_EXERCISE_: Could you write out all the records once more, exactly?

_INFORMATION SUPPLIED_:

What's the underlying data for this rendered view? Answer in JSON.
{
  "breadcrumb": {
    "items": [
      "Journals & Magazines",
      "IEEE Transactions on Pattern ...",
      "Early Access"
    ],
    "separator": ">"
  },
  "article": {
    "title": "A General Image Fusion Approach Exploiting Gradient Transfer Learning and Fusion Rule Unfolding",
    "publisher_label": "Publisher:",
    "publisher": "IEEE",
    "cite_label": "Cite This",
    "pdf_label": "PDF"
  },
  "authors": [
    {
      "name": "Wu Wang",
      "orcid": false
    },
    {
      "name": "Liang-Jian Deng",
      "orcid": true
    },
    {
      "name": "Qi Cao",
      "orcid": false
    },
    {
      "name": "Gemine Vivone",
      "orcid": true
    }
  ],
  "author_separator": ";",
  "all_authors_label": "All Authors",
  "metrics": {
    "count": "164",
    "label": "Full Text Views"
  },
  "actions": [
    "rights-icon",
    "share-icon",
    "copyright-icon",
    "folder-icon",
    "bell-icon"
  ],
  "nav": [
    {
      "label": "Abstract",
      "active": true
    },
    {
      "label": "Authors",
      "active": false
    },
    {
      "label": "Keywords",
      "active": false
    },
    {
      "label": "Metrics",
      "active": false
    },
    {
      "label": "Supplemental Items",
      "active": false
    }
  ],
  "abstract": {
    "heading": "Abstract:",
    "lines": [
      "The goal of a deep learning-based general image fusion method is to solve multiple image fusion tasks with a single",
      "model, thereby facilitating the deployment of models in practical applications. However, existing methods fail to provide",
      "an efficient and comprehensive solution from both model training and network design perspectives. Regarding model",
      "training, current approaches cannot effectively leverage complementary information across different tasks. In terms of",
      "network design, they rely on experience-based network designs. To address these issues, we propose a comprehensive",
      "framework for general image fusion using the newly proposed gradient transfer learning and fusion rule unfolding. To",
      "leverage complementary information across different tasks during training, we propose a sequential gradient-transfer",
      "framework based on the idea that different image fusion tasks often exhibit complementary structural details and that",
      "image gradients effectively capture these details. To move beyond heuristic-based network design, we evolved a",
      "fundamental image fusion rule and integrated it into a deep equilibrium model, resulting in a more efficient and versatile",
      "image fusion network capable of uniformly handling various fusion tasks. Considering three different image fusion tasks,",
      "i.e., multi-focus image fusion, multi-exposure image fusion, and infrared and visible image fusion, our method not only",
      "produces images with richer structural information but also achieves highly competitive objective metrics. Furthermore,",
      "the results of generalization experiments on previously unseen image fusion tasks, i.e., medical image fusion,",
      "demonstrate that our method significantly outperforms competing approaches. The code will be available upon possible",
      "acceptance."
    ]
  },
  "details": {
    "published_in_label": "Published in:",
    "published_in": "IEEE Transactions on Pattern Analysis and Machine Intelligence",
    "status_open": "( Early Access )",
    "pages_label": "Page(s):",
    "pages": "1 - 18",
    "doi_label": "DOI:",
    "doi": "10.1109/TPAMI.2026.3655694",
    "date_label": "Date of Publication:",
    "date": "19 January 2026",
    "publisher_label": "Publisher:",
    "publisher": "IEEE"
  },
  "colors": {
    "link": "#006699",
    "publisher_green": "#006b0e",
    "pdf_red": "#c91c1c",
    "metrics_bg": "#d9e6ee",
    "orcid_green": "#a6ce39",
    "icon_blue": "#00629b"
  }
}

_RESPONSE BOX_:
What's the underlying data for this rendered view? Answer in JSON.
{
  "breadcrumb": {
    "items": [
      "Journals & Magazines",
      "IEEE Transactions on Pattern ...",
      "Early Access"
    ],
    "separator": ">"
  },
  "article": {
    "title": "A General Image Fusion Approach Exploiting Gradient Transfer Learning and Fusion Rule Unfolding",
    "publisher_label": "Publisher:",
    "publisher": "IEEE",
    "cite_label": "Cite This",
    "pdf_label": "PDF"
  },
  "authors": [
    {
      "name": "Wu Wang",
      "orcid": false
    },
    {
      "name": "Liang-Jian Deng",
      "orcid": true
    },
    {
      "name": "Qi Cao",
      "orcid": false
    },
    {
      "name": "Gemine Vivone",
      "orcid": true
    }
  ],
  "author_separator": ";",
  "all_authors_label": "All Authors",
  "metrics": {
    "count": "164",
    "label": "Full Text Views"
  },
  "actions": [
    "rights-icon",
    "share-icon",
    "copyright-icon",
    "folder-icon",
    "bell-icon"
  ],
  "nav": [
    {
      "label": "Abstract",
      "active": true
    },
    {
      "label": "Authors",
      "active": false
    },
    {
      "label": "Keywords",
      "active": false
    },
    {
      "label": "Metrics",
      "active": false
    },
    {
      "label": "Supplemental Items",
      "active": false
    }
  ],
  "abstract": {
    "heading": "Abstract:",
    "lines": [
      "The goal of a deep learning-based general image fusion method is to solve multiple image fusion tasks with a single",
      "model, thereby facilitating the deployment of models in practical applications. However, existing methods fail to provide",
      "an efficient and comprehensive solution from both model training and network design perspectives. Regarding model",
      "training, current approaches cannot effectively leverage complementary information across different tasks. In terms of",
      "network design, they rely on experience-based network designs. To address these issues, we propose a comprehensive",
      "framework for general image fusion using the newly proposed gradient transfer learning and fusion rule unfolding. To",
      "leverage complementary information across different tasks during training, we propose a sequential gradient-transfer",
      "framework based on the idea that different image fusion tasks often exhibit complementary structural details and that",
      "image gradients effectively capture these details. To move beyond heuristic-based network design, we evolved a",
      "fundamental image fusion rule and integrated it into a deep equilibrium model, resulting in a more efficient and versatile",
      "image fusion network capable of uniformly handling various fusion tasks. Considering three different image fusion tasks,",
      "i.e., multi-focus image fusion, multi-exposure image fusion, and infrared and visible image fusion, our method not only",
      "produces images with richer structural information but also achieves highly competitive objective metrics. Furthermore,",
      "the results of generalization experiments on previously unseen image fusion tasks, i.e., medical image fusion,",
      "demonstrate that our method significantly outperforms competing approaches. The code will be available upon possible",
      "acceptance."
    ]
  },
  "details": {
    "published_in_label": "Published in:",
    "published_in": "IEEE Transactions on Pattern Analysis and Machine Intelligence",
    "status_open": "( Early Access )",
    "pages_label": "Page(s):",
    "pages": "1 - 18",
    "doi_label": "DOI:",
    "doi": "10.1109/TPAMI.2026.3655694",
    "date_label": "Date of Publication:",
    "date": "19 January 2026",
    "publisher_label": "Publisher:",
    "publisher": "IEEE"
  },
  "colors": {
    "link": "#006699",
    "publisher_green": "#006b0e",
    "pdf_red": "#c91c1c",
    "metrics_bg": "#d9e6ee",
    "orcid_green": "#a6ce39",
    "icon_blue": "#00629b"
  }
}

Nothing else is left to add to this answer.